Rules on secondary employment are to be found in
- the Public Employment Act (LOA)
- the Employment Ordinance (AF)
- the Higher Education Act
- other provisions which apply to public sector employees
In addition, there are rules in the public sector collective agreements. If you are a lecturer, you always have an obligation to report secondary employment. Other employees are only obliged to report secondary employment if their employer requests it.
Your rights as a public sector employee
You have a right to paid annual leave as of the first year you start working at the public authority. Your age determines how many days’ annual leave you get. Remember to check with your manager before you apply for annual leave.
You can visit a doctor and get emergency dental care during paid working hours. It is also possible to be on paid leave on other occasions. This could be to attend the funeral of a close relative, for example. Remember to check with your manager when you need to take leave.
Parental leave, parental allowance supplement, caring for a sick child
As a public sector employee, you can receive an additional allowance from the public authority – the parental allowance supplement – for up to 360 days when you receive parental allowance. This means that you can get a total allowance which corresponds to 90 per cent of your salary.
When you need to take leave in order to care for a sick child, as a public sector employee if you earn more than the Social Insurance Office’s ceiling amount, you can receive a complementary allowance above the compensation you will receive for the income which falls under the ceiling amount for 10 days per year.
If you are on sick leave for a long period, as a public sector employee you can receive a complementary allowance over and above your sickness benefit. The public authority tops up the sickness benefit from the Social Insurance Office from day 15 to day 365 up to approximately 90 per cent of your income.
You can also receive some reimbursement in connection with illness for things like
- visits to the doctor
- visits to a physiotherapist
- if you are admitted to hospital
You can also be reimbursed for some medicines covered by maximum cost protection.

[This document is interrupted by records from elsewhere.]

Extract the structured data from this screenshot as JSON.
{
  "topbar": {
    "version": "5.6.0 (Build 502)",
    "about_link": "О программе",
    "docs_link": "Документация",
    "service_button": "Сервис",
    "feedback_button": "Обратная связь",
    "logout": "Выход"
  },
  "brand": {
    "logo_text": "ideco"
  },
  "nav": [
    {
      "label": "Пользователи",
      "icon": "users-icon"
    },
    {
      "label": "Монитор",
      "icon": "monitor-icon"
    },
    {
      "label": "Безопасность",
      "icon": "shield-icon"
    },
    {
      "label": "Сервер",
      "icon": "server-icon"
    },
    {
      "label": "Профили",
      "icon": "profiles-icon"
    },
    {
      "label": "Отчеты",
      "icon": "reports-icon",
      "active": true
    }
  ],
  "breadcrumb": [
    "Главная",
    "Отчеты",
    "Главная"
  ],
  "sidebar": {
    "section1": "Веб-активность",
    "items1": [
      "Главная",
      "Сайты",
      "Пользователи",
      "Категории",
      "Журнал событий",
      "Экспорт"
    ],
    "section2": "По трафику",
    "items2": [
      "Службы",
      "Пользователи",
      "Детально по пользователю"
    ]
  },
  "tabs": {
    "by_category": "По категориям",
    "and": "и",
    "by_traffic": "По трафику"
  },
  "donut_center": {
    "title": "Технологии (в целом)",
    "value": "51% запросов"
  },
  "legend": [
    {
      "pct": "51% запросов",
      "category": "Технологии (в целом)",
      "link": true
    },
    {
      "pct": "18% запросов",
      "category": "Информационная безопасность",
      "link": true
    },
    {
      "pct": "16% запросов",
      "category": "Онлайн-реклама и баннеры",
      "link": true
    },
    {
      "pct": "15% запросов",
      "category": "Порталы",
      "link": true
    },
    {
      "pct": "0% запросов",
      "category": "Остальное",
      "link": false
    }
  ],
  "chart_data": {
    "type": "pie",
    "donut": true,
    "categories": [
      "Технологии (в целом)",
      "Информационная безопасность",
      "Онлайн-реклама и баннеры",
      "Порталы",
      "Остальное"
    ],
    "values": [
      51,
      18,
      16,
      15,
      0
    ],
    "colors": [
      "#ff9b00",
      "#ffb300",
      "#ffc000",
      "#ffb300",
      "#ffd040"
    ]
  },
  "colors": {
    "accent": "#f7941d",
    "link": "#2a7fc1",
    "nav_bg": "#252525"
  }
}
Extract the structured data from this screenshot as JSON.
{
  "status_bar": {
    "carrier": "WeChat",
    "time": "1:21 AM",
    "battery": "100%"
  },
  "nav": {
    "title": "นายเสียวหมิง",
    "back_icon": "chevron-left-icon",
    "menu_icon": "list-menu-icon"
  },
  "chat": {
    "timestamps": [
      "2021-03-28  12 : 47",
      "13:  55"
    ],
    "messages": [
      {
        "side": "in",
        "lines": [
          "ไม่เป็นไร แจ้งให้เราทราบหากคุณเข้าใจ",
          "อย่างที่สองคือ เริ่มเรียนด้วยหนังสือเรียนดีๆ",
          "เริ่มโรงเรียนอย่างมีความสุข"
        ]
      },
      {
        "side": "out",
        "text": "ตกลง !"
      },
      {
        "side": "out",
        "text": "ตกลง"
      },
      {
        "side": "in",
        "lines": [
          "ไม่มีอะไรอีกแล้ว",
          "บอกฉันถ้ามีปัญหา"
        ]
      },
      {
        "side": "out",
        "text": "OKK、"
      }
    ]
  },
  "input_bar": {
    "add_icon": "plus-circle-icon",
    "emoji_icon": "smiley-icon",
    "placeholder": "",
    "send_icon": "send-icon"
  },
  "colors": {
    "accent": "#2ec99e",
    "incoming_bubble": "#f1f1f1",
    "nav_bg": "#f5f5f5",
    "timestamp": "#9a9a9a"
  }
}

As a public sector employee, you may be entitled to compensation from the Social Insurance Office if you injure yourself on the way to or from work, or during working hours.

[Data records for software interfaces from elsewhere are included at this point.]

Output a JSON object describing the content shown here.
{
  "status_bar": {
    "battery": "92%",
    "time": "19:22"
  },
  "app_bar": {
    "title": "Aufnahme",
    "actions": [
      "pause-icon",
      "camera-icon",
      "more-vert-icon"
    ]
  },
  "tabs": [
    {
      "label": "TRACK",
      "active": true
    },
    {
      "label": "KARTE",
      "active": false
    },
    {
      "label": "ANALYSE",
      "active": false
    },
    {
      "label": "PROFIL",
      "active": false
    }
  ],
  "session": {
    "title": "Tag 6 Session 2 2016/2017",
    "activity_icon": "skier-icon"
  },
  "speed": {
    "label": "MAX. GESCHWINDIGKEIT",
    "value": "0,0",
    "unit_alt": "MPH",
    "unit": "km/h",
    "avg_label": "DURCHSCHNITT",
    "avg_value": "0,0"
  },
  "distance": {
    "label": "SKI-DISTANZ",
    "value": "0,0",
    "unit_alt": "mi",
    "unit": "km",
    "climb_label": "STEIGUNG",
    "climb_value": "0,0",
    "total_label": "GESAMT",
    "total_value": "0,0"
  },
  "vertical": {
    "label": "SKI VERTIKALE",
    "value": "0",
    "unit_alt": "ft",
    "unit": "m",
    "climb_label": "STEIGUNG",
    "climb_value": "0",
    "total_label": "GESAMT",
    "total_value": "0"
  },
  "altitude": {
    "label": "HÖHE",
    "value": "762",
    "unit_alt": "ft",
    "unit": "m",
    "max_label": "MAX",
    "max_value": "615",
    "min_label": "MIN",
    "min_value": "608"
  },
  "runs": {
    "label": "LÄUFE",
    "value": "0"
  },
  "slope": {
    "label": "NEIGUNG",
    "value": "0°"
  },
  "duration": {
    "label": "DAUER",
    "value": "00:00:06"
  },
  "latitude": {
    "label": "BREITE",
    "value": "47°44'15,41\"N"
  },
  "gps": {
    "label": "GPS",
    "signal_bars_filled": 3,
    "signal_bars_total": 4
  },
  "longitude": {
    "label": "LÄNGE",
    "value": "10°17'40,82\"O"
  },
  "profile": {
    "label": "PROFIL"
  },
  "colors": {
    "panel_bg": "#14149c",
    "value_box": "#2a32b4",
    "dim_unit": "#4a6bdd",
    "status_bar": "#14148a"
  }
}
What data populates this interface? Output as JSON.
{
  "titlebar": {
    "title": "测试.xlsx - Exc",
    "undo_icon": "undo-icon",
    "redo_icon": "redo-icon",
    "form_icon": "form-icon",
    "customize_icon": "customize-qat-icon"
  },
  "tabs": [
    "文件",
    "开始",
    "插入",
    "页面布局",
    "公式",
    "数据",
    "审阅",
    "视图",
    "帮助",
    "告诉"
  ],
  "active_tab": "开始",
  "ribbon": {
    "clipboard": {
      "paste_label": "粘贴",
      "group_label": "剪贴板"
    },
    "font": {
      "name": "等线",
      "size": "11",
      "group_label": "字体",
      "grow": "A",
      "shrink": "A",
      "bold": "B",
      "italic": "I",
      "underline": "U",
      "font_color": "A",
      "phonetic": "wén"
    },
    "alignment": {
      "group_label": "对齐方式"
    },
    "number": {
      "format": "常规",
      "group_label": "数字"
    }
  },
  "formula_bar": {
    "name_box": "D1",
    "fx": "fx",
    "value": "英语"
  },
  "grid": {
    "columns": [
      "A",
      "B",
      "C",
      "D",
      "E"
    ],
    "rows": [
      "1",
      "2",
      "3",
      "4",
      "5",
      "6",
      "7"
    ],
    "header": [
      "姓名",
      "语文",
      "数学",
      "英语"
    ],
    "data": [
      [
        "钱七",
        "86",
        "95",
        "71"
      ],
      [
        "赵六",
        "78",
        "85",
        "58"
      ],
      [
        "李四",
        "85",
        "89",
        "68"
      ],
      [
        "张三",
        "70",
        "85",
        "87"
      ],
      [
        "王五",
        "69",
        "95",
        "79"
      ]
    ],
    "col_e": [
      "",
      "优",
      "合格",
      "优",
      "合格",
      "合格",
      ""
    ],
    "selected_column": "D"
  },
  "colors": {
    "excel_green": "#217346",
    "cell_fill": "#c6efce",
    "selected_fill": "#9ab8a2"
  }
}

Public sector employees also have complementary compensation through the Agreement on Compensation for Personal Injury, PSA, via AFA Insurance. This can apply to loss of income, pain and suffering, healthcare costs, invalidity and death.
As a public sector employee, you are covered by occupational injury insurance and group life insurance. If you travel on university business you are also covered by business travel insurance. If you are posted abroad with a URA contract, you are covered by a special insurance policy for stays abroad (URA insurance).

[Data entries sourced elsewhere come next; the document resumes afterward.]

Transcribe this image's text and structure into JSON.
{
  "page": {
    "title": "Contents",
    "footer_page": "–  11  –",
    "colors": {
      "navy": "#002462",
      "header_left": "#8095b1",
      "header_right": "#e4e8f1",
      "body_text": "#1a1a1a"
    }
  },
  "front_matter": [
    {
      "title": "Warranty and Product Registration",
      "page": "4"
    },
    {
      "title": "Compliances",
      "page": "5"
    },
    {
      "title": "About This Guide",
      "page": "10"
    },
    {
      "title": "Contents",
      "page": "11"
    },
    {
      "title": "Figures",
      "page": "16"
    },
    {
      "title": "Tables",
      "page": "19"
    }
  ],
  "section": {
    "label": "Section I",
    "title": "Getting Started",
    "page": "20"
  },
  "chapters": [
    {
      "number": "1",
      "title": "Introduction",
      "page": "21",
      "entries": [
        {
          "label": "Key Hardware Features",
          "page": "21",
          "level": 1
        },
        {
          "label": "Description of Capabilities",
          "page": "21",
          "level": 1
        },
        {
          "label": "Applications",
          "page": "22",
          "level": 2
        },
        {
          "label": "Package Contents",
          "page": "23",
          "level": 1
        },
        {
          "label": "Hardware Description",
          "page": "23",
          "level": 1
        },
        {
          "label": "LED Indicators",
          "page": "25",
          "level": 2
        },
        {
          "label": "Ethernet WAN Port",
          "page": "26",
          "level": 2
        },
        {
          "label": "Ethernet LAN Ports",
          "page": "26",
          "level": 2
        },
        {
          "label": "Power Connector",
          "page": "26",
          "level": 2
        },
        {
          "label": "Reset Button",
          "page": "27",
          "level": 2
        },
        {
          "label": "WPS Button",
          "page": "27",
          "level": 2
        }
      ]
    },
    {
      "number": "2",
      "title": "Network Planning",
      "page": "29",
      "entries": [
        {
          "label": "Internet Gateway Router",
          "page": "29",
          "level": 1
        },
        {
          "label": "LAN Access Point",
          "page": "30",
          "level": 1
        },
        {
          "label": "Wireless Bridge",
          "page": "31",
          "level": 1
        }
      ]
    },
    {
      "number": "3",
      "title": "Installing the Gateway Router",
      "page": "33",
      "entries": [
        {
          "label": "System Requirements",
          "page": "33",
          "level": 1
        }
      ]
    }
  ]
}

Your employer pays contributions towards your government occupational pension (occupational pension agreement PA 03). The government occupational pension consists of three parts:
- defined benefit pension
- supplementary retirement pension (Kåpan Tjänste) and
- individual retirement pension.
Employment can be terminated for various reasons. If you lose your job because the organisation is making cutbacks, the adjustment agreement for public sector employees applies. In certain cases, you are entitled to support and help if your fixed-term employment ends.
For long and devoted public service
This tradition began in 1803 as a distinction for public employees who had shown long and devoted service. The award in the form of a medal, gold watch or engraved glassware is given to those who have worked in public service for 30 years.
You can have worked in different workplaces, as long as they were in the public sector. Special rules apply if for example you are to retire before having worked in public service for 30 years – in that case 25 years are sufficient for obtaining the distinction.
Contact your line manager or the human resources officer within your department/faculty or equivalent.